# EXERCISE AIM
Return the lines below in which the string "false" occurs.
___ PROVIDED INFORMATION
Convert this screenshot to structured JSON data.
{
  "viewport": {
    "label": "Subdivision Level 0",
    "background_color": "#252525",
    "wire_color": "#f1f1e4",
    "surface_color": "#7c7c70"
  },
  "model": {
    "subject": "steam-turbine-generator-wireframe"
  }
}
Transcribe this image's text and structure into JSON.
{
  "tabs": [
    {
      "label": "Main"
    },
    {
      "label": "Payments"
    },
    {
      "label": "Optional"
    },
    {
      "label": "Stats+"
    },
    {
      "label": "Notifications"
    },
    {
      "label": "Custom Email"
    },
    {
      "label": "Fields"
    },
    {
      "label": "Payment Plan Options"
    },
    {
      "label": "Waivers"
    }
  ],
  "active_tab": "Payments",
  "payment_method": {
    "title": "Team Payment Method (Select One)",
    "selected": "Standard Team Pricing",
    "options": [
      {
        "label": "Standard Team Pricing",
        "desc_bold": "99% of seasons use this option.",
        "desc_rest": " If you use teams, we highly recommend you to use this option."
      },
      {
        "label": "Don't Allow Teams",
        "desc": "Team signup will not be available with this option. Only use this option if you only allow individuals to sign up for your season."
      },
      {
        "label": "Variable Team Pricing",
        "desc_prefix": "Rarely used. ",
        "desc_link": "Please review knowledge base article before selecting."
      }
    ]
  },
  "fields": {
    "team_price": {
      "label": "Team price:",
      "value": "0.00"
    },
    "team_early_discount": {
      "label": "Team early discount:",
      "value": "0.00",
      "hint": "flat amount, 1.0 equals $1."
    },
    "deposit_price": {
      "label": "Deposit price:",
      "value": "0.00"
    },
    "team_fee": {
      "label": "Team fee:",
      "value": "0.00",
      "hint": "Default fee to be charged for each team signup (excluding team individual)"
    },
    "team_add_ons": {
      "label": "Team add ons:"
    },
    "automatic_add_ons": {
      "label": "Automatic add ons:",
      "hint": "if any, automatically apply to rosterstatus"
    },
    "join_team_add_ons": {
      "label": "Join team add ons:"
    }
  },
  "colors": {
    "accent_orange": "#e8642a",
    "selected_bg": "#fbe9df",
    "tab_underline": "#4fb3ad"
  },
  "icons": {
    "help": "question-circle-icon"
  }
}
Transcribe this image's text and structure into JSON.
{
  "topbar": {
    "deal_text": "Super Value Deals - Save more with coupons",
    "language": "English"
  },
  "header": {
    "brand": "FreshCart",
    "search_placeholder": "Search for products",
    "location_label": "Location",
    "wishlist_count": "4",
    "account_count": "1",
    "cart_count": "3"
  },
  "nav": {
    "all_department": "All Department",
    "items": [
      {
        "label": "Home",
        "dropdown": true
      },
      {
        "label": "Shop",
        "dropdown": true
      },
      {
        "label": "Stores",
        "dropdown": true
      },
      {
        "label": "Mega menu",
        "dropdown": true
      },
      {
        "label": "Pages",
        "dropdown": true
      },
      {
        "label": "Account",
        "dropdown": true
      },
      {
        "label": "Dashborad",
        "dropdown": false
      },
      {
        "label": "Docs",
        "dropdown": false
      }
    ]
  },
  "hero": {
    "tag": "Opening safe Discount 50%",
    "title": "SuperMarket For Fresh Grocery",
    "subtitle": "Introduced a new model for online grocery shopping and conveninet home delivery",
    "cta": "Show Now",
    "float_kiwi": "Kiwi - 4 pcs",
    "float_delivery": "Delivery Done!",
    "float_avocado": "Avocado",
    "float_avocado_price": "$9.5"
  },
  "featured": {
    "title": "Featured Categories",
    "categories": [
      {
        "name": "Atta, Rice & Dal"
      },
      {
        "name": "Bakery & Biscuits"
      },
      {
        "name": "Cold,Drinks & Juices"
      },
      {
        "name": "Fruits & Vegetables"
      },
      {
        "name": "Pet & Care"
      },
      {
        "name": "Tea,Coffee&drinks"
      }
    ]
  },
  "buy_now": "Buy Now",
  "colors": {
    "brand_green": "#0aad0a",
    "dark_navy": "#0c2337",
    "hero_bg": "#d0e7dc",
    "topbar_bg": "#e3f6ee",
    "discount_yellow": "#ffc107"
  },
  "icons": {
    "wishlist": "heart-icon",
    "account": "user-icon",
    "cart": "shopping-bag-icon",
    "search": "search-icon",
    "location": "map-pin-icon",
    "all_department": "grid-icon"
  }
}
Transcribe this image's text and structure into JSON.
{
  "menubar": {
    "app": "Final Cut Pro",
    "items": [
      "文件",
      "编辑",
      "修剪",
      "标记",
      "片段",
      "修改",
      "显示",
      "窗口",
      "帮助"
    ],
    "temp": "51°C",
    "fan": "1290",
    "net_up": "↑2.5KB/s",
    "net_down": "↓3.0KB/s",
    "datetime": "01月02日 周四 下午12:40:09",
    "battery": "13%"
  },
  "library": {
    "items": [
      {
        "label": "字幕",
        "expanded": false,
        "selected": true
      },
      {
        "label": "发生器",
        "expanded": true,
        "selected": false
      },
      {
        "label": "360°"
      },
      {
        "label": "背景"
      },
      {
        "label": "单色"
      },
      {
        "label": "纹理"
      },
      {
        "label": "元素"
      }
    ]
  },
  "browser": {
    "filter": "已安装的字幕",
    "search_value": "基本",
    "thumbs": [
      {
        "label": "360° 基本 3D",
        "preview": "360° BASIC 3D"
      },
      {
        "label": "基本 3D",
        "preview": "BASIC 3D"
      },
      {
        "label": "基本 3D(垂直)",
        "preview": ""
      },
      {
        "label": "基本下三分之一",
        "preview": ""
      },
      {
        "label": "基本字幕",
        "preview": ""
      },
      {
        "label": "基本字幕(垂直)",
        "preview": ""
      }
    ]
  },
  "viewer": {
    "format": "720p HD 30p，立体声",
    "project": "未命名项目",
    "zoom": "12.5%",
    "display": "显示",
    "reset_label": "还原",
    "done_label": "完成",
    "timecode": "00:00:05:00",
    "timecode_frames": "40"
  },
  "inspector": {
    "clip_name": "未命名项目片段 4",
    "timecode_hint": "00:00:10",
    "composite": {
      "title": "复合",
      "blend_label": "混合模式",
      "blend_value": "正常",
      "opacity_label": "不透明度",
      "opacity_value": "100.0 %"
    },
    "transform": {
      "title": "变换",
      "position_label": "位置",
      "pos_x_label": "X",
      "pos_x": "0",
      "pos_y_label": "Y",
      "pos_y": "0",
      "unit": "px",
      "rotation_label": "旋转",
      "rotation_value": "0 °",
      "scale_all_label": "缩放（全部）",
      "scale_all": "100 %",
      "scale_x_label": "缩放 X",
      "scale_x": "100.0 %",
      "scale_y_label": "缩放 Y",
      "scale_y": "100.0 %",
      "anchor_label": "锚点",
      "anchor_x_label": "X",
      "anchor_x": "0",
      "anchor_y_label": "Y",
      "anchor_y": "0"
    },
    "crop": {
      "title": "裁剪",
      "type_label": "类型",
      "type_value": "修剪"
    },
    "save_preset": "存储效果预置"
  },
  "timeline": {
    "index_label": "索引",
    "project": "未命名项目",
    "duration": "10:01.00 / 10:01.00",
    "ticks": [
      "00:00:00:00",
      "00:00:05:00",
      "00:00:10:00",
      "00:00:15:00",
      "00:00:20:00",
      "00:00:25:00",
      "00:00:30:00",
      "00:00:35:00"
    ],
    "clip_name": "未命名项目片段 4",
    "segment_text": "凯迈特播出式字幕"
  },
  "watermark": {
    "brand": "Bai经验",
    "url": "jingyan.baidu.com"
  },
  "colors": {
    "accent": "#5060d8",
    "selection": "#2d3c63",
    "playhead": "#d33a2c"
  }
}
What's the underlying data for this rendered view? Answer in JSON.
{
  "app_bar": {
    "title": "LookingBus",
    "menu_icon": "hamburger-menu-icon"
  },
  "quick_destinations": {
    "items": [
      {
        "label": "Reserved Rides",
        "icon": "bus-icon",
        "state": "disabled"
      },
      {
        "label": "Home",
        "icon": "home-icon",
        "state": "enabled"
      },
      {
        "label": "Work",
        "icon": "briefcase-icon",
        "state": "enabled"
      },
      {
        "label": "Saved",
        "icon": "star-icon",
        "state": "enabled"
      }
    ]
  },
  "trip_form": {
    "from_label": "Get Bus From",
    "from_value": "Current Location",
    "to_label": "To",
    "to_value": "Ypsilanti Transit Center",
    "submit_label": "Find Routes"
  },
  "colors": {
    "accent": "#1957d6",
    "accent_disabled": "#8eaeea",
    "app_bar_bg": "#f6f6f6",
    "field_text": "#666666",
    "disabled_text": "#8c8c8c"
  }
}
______
# RESPONSE AREA
        "dropdown": false
        "dropdown": false
        "expanded": false,
        "selected": false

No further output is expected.